Today, the boys and I were eating lunch with some friends at a beach cafe. The sun pressed on my shoulders like a lead blanket, and I fanned the menu in front of my face. I sipped my tinto de verano and watched as my son ran up to me from the shoreline.
“Mama!” he called, “Quiero jugar arriba.” He pointed to the raised platform of the fishing corrales.
“No,” I replied.
“Porque no?” he asked.
“Es peligroso,” I said. “No es possible, vale?”
His shoulders slumped and he grumbled, “Vale,” trudging back to the utter misery of playing by the beach with one of his best friends.
I turned to my friend, a fellow American, and said, “What was that?”
She smiled, tipped back her drink and said, “I know, right? Spanish school.”
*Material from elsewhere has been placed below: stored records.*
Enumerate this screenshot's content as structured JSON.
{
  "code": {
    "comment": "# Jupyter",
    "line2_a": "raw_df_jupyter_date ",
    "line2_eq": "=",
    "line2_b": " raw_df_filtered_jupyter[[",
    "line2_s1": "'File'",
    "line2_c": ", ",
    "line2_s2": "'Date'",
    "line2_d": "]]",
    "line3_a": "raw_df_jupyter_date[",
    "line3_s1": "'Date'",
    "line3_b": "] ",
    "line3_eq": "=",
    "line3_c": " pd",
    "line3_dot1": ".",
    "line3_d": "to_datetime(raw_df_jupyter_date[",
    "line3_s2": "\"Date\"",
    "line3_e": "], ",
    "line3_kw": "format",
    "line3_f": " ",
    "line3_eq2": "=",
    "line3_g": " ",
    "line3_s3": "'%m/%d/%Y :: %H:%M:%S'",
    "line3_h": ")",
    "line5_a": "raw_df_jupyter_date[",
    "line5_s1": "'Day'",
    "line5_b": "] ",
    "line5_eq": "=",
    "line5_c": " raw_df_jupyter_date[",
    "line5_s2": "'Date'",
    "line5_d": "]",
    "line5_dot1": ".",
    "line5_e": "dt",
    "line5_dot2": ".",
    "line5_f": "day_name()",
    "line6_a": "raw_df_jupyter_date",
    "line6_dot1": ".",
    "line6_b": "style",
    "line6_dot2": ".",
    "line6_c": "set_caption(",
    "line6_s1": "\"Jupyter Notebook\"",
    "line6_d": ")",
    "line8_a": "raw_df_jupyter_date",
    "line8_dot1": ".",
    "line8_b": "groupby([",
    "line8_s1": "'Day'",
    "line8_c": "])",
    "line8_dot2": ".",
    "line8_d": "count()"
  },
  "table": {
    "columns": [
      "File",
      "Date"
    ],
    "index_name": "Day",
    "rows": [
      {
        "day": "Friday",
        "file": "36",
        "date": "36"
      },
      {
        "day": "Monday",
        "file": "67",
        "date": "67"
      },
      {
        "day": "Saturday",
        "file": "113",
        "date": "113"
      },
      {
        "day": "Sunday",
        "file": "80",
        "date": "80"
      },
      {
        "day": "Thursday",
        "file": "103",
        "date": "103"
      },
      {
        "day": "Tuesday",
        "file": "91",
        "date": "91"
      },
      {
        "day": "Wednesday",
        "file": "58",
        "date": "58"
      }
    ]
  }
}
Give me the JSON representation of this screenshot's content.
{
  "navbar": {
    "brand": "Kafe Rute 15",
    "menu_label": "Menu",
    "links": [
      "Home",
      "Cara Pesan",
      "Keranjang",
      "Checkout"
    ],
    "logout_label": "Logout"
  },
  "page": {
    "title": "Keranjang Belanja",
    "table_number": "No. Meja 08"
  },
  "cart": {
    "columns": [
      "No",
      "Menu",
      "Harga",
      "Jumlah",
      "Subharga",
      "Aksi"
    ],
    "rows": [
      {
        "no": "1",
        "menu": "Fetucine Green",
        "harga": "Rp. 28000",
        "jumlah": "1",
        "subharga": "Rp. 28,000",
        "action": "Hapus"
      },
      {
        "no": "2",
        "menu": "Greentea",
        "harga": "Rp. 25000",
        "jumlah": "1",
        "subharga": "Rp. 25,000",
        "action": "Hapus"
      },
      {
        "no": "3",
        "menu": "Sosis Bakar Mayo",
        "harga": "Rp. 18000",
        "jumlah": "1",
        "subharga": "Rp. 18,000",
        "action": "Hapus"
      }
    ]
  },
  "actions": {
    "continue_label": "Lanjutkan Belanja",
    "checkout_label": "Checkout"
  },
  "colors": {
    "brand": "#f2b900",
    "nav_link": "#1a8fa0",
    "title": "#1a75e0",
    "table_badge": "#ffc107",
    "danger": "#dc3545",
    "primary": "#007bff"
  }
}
Both of my kids have been in Spanish summer school for about a month. And my seven year old’s language is exploding. Words tumble from his lips, as if released from restraints. The syllables scamper about, sniffing at the ground, and jumping. Finally free.
Within months, he will outpace me. My cousins were in town this week, and in a restaurant, the bathroom was locked. While I was still trying to recall the word for keys, my son had bellied up to the bar, retrieved said keys, and ordered himself a bottle of juice.
My younger son, presumably the one who would have an easier go of it, understands much, but does not speak. It worries me. But, I do believe he would have done the same thing in American Kindergarten. He’s an observer, a warmer-upper, a noticer of small things.
Both of my sons open doors for me. My oldest teaches me how to be fearless. My youngest reminds me to find wonder in a snail, or a blade of grass, or in our shadows mingling near the sand.
They humble me. Could I live somewhere else, and attend a school where nobody knows my name? Or speaks my language? Could I ask to climb on the rocks, to walk along the very edge of the ocean?
I like to think that I could. And I would.
But they already are. They are opening new doors, and will continue to show me the way.